Adam Horton is hoping to utilise the VR for driving after recently getting his learner's permit. © Contributed
NOEL Cuskelly has always dreamt of being more independent and experiencing new things.
Now, thanks to a suite of new learning tools launched by Endeavour Foundation in Bundaberg, those possibilities are becoming a reality.
Mr Cuskelly wants to learn how to manage and handle money, which can be challenging for someone with an intellectual disability.
However, when he puts on the Oculus Rift headset Mr Cuskelly is immersed in a virtual world where he can practise real-life skills in a safe environment or even experience things he might not have the chance to in the outside world - such as riding a roller-coaster.
"Endeavour Foundation's Virtual Learning Environment brings education, gaming and the disability sectors together to provide learning and development opportunities for people with a disability,” Endeavour service design team member Danny Gibbs said.
Mr Gibbs is spending the week teaching Endeavour Foundation's Bundaberg Learning and Lifestyle support staff how to use the new technology programs, dubbed "Wired”, which the organisation worked closely with VR developer Immerse Enterprise to create.
"The younger guys definitely get a kick out of the virtual reality but it's great for people of all ages because they can explore a situation freely at their own pace and learn along the way,” Mr Gibbs said.
"The learning experiences we've developed so far help people to work on important skills such as using an ATM, catching the train and even budgeting.”

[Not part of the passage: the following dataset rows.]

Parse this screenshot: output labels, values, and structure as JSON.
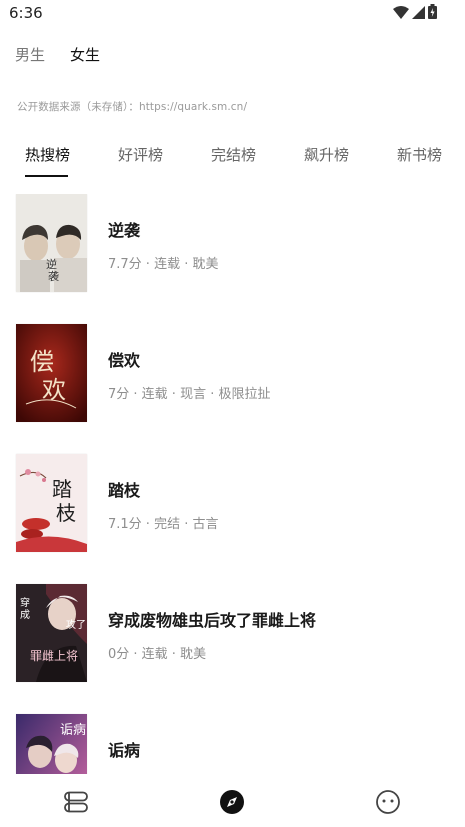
{
  "status_bar": {
    "time": "6:36",
    "icons": [
      "wifi-icon",
      "cellular-signal-icon",
      "battery-icon"
    ]
  },
  "gender_tabs": [
    {
      "label": "男生",
      "active": false
    },
    {
      "label": "女生",
      "active": true
    }
  ],
  "source_note": "公开数据来源（未存储）：https://quark.sm.cn/",
  "rank_tabs": [
    {
      "label": "热搜榜",
      "active": true
    },
    {
      "label": "好评榜",
      "active": false
    },
    {
      "label": "完结榜",
      "active": false
    },
    {
      "label": "飙升榜",
      "active": false
    },
    {
      "label": "新书榜",
      "active": false
    }
  ],
  "books": [
    {
      "title": "逆袭",
      "meta": "7.7分 · 连载 · 耽美",
      "cover_lettering": "逆袭",
      "cover_colors": [
        "#ecebe6",
        "#c7c3bc"
      ]
    },
    {
      "title": "偿欢",
      "meta": "7分 · 连载 · 现言 · 极限拉扯",
      "cover_lettering": "偿欢",
      "cover_colors": [
        "#8f1d14",
        "#4a0a06"
      ]
    },
    {
      "title": "踏枝",
      "meta": "7.1分 · 完结 · 古言",
      "cover_lettering": "踏枝",
      "cover_colors": [
        "#f6ecec",
        "#e9d7d8"
      ]
    },
    {
      "title": "穿成废物雄虫后攻了罪雌上将",
      "meta": "0分 · 连载 · 耽美",
      "cover_lettering": "穿成 雄虫后 攻了 罪雌上将",
      "cover_colors": [
        "#2b2226",
        "#7a2530"
      ]
    },
    {
      "title": "诟病",
      "meta": "",
      "cover_lettering": "诟病",
      "cover_colors": [
        "#3a2a6a",
        "#d06aa6"
      ]
    }
  ],
  "bottom_nav": [
    {
      "icon": "bookshelf-icon",
      "active": false
    },
    {
      "icon": "discover-compass-icon",
      "active": true
    },
    {
      "icon": "profile-face-icon",
      "active": false
    }
  ],
  "colors": {
    "text_primary": "#1a1a1a",
    "text_secondary": "#8e8e8e",
    "tab_inactive": "#666666",
    "accent": "#111111"
  }
}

Endeavour service delivery manager Rowena Hanlon said the new technology was a game-changer in the region.